Blinken in Israel Amid Push to Contain Gaza War

WASHINGTON — U.S. Secretary of State Antony Blinken said he would discuss “the way forward” as he met Tuesday with Israeli leaders in Tel Aviv, amid a push to prevent the war in Gaza from spreading in the region and for Israeli officials to do more to protect civilians and facilitate humanitarian aid deliveries to Gaza.

 

Speaking alongside Israeli President Isaac Herzog, Blinken said he would have the opportunity to meet with the families of the some of the hostages held by Hamas militants in Gaza, and to relay to Israeli leaders some of what he heard from other leaders in the region during stops in Turkey, Greece, Jordan, Qatar, the United Arab Emirates and Saudi Arabia.

Herzog thanked the United States for “standing steadfast with Israel” and said the war against Hamas is one that “affects international values and the values of the free world.”

Herzog also rejected a lawsuit filed at the International Court of Justice accusing Israel of genocide against Palestinians in Gaza, calling the accusation “atrocious and preposterous.”

Hearings in the case are due to begin Thursday, and Herzog said Israel will “present proudly our case of using self-defense under our most inherent right under international humanitarian law.”

U.S. officials have called on Israel to do more to protect civilians in Gaza, and that message was one Blinken planned to repeat in his meetings Tuesday.

Gaza health officials say close to 23,000 Palestinians, a large percentage of them women and children, have been killed in Israel’s military offensive in the Gaza Strip.

Israel has criticized Hamas for locating its operations in civilian areas, including the use of tunnels under cities.  Herzog said Tuesday that Israel is “doing our utmost under extremely complicated circumstances” to ensure there are no civilian casualties.

Blinken said Monday that leaders in the Middle East are determined to prevent the Gaza conflict from spreading and that there is broad recognition on the need to “chart a political path forward for the Palestinians.”

“The West Bank and Gaza should be united under Palestinian-led governance,” Blinken told reporters in Saudi Arabia.

“The future of the region needs to be one of integration, not division and not conflict,” Blinken said, adding “for that to happen, we need to see the establishment of an independent Palestinian state.”

In a statement following talks with Blinken, Saudi Arabian Crown Prince Mohammed bin Salman underscored the importance of halting military operations in the Gaza Strip and the need to create conditions for restoring peace and stability.

When asked about the U.S.-led talks to normalize the relationship between Saudi Arabia and Israel, Blinken said there is “a clear interest” in Saudi Arabia, as well as in the region, in pursuing that goal but “it will require that the conflict end in Gaza, and it will also clearly require that there be a practical pathway to a Palestinian state.”

Saudi Arabia has paused diplomatic talks to normalize ties with Israel amid the military conflict between Hamas militants and Israeli forces.

After an Israeli airstrike killed a key Hezbollah commander in southern Lebanon on Monday — the latest sign of a possibly widening conflict in the Middle East — Blinken told reporters it is clearly not in the interest of Israel, Lebanon, or Hezbollah to see an escalation outside Gaza and “the Israelis have been very clear with” the U.S. that “they want to find a diplomatic way forward.”

Hezbollah has identified the commander as Wissam al-Tawil.
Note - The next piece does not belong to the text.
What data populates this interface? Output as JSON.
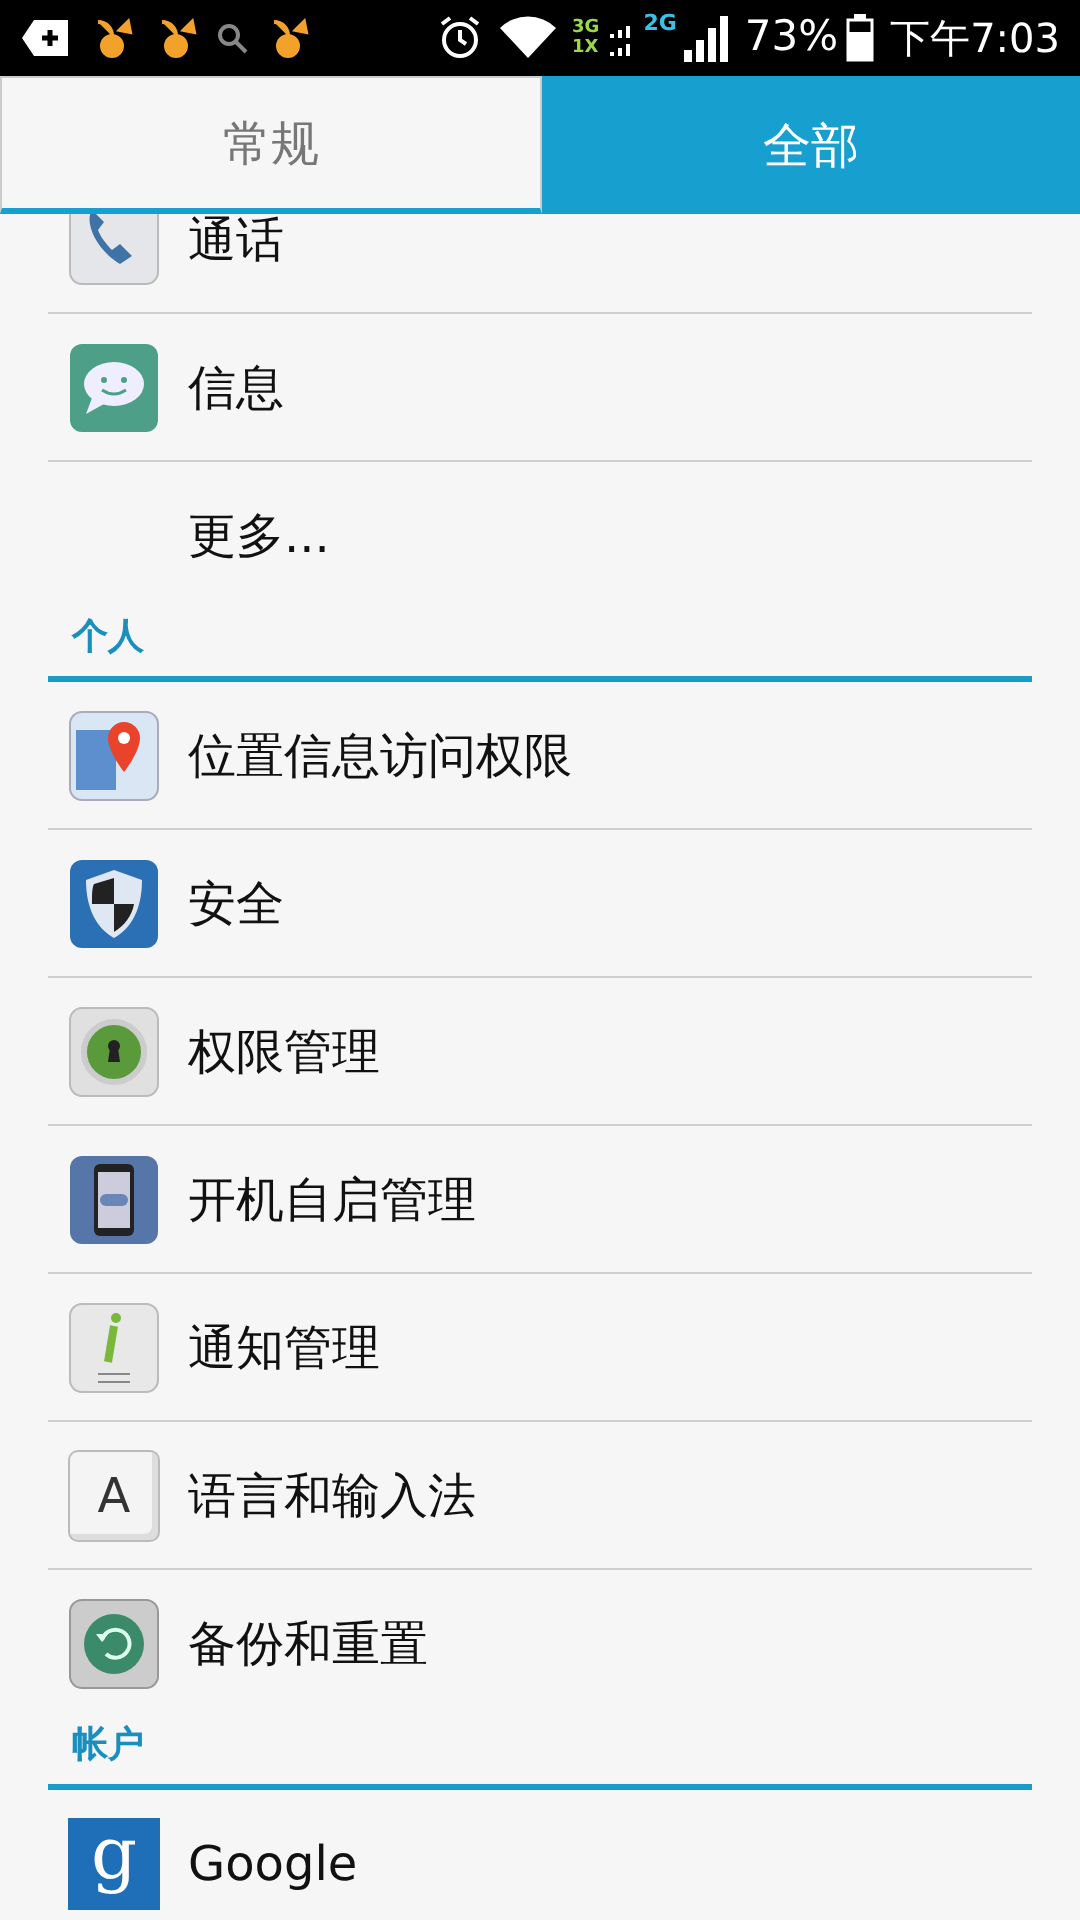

Last week, senior Hamas official Saleh al-Arouri was killed in a drone strike in Beirut. Both Hamas and Hezbollah are backed by Iran, whose militant allies in Syria, Iraq and Yemen have also been carrying out longer-range attacks against Israel.

 

The United States has urged Israel to shift to smaller scale military operations in Gaza but has continued to support Israel in refusing Arab demands for a cease-fire to halt the fighting in the three-month war. Israel has vowed to continue the war until it believes the threat of future Hamas attacks has been eradicated and the militant group no longer controls Gaza, a narrow strip of territory along the Mediterranean Sea.

Israel began its military campaign to wipe out Hamas after Hamas fighters crossed into southern Israel on Oct. 7. Israel said about 1,200 people were killed and about 240 captives taken in the terror attack.

Some material for this report was provided by Reuters and The Associated Press.